Data shown:

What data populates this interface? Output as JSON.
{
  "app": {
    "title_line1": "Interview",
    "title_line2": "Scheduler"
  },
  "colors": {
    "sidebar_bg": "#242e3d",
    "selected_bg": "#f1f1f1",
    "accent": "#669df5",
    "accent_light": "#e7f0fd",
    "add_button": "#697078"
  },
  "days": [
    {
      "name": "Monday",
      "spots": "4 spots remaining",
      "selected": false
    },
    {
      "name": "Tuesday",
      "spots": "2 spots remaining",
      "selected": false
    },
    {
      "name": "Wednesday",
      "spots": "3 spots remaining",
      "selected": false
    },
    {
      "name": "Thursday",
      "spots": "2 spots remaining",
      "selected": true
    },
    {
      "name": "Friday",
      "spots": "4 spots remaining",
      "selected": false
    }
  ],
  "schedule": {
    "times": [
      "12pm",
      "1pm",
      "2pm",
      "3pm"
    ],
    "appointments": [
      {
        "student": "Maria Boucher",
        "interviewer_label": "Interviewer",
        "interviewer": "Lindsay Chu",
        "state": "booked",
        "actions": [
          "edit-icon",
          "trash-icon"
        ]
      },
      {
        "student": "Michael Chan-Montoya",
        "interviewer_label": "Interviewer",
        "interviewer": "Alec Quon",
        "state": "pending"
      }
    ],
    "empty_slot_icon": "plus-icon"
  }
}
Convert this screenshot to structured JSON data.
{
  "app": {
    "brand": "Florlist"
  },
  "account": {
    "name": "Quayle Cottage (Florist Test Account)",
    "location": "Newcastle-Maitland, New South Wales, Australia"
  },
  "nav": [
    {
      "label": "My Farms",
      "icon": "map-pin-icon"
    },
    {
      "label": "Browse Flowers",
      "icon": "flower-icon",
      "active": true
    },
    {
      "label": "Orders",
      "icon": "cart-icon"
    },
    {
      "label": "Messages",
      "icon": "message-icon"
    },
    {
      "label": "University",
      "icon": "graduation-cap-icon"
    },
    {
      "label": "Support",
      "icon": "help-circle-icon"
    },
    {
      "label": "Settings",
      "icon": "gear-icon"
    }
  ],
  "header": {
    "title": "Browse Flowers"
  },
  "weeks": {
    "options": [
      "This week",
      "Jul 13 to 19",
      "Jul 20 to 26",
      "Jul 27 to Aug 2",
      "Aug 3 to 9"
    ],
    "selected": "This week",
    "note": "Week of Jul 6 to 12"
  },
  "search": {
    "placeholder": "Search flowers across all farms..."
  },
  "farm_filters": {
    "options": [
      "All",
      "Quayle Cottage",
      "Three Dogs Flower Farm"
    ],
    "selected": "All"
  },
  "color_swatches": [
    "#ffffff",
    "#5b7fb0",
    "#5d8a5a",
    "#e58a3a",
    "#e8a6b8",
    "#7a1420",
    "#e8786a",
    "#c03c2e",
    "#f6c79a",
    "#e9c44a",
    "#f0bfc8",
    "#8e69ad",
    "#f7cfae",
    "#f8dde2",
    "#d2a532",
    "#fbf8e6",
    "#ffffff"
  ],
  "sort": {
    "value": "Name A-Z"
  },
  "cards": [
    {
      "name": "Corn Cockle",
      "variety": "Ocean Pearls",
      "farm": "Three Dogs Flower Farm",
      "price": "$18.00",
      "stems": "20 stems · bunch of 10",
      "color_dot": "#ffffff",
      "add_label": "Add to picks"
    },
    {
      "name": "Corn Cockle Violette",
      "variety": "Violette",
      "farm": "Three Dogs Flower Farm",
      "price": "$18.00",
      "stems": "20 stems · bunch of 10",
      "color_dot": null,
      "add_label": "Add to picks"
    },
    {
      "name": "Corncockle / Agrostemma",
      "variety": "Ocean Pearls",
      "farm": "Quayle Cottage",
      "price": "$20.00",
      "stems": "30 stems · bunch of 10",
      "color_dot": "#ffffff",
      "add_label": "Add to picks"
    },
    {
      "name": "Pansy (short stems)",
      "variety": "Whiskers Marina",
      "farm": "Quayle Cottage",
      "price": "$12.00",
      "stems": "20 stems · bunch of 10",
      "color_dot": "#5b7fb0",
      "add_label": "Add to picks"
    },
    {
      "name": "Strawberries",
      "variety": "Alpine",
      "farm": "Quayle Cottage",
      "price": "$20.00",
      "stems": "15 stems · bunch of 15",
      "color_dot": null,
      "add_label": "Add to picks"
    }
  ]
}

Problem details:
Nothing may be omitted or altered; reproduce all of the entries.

Written solution:
What data populates this interface? Output as JSON.
{
  "app": {
    "title_line1": "Interview",
    "title_line2": "Scheduler"
  },
  "colors": {
    "sidebar_bg": "#242e3d",
    "selected_bg": "#f1f1f1",
    "accent": "#669df5",
    "accent_light": "#e7f0fd",
    "add_button": "#697078"
  },
  "days": [
    {
      "name": "Monday",
      "spots": "4 spots remaining",
      "selected": false
    },
    {
      "name": "Tuesday",
      "spots": "2 spots remaining",
      "selected": false
    },
    {
      "name": "Wednesday",
      "spots": "3 spots remaining",
      "selected": false
    },
    {
      "name": "Thursday",
      "spots": "2 spots remaining",
      "selected": true
    },
    {
      "name": "Friday",
      "spots": "4 spots remaining",
      "selected": false
    }
  ],
  "schedule": {
    "times": [
      "12pm",
      "1pm",
      "2pm",
      "3pm"
    ],
    "appointments": [
      {
        "student": "Maria Boucher",
        "interviewer_label": "Interviewer",
        "interviewer": "Lindsay Chu",
        "state": "booked",
        "actions": [
          "edit-icon",
          "trash-icon"
        ]
      },
      {
        "student": "Michael Chan-Montoya",
        "interviewer_label": "Interviewer",
        "interviewer": "Alec Quon",
        "state": "pending"
      }
    ],
    "empty_slot_icon": "plus-icon"
  }
}
Convert this screenshot to structured JSON data.
{
  "app": {
    "brand": "Florlist"
  },
  "account": {
    "name": "Quayle Cottage (Florist Test Account)",
    "location": "Newcastle-Maitland, New South Wales, Australia"
  },
  "nav": [
    {
      "label": "My Farms",
      "icon": "map-pin-icon"
    },
    {
      "label": "Browse Flowers",
      "icon": "flower-icon",
      "active": true
    },
    {
      "label": "Orders",
      "icon": "cart-icon"
    },
    {
      "label": "Messages",
      "icon": "message-icon"
    },
    {
      "label": "University",
      "icon": "graduation-cap-icon"
    },
    {
      "label": "Support",
      "icon": "help-circle-icon"
    },
    {
      "label": "Settings",
      "icon": "gear-icon"
    }
  ],
  "header": {
    "title": "Browse Flowers"
  },
  "weeks": {
    "options": [
      "This week",
      "Jul 13 to 19",
      "Jul 20 to 26",
      "Jul 27 to Aug 2",
      "Aug 3 to 9"
    ],
    "selected": "This week",
    "note": "Week of Jul 6 to 12"
  },
  "search": {
    "placeholder": "Search flowers across all farms..."
  },
  "farm_filters": {
    "options": [
      "All",
      "Quayle Cottage",
      "Three Dogs Flower Farm"
    ],
    "selected": "All"
  },
  "color_swatches": [
    "#ffffff",
    "#5b7fb0",
    "#5d8a5a",
    "#e58a3a",
    "#e8a6b8",
    "#7a1420",
    "#e8786a",
    "#c03c2e",
    "#f6c79a",
    "#e9c44a",
    "#f0bfc8",
    "#8e69ad",
    "#f7cfae",
    "#f8dde2",
    "#d2a532",
    "#fbf8e6",
    "#ffffff"
  ],
  "sort": {
    "value": "Name A-Z"
  },
  "cards": [
    {
      "name": "Corn Cockle",
      "variety": "Ocean Pearls",
      "farm": "Three Dogs Flower Farm",
      "price": "$18.00",
      "stems": "20 stems · bunch of 10",
      "color_dot": "#ffffff",
      "add_label": "Add to picks"
    },
    {
      "name": "Corn Cockle Violette",
      "variety": "Violette",
      "farm": "Three Dogs Flower Farm",
      "price": "$18.00",
      "stems": "20 stems · bunch of 10",
      "color_dot": null,
      "add_label": "Add to picks"
    },
    {
      "name": "Corncockle / Agrostemma",
      "variety": "Ocean Pearls",
      "farm": "Quayle Cottage",
      "price": "$20.00",
      "stems": "30 stems · bunch of 10",
      "color_dot": "#ffffff",
      "add_label": "Add to picks"
    },
    {
      "name": "Pansy (short stems)",
      "variety": "Whiskers Marina",
      "farm": "Quayle Cottage",
      "price": "$12.00",
      "stems": "20 stems · bunch of 10",
      "color_dot": "#5b7fb0",
      "add_label": "Add to picks"
    },
    {
      "name": "Strawberries",
      "variety": "Alpine",
      "farm": "Quayle Cottage",
      "price": "$20.00",
      "stems": "15 stems · bunch of 15",
      "color_dot": null,
      "add_label": "Add to picks"
    }
  ]
}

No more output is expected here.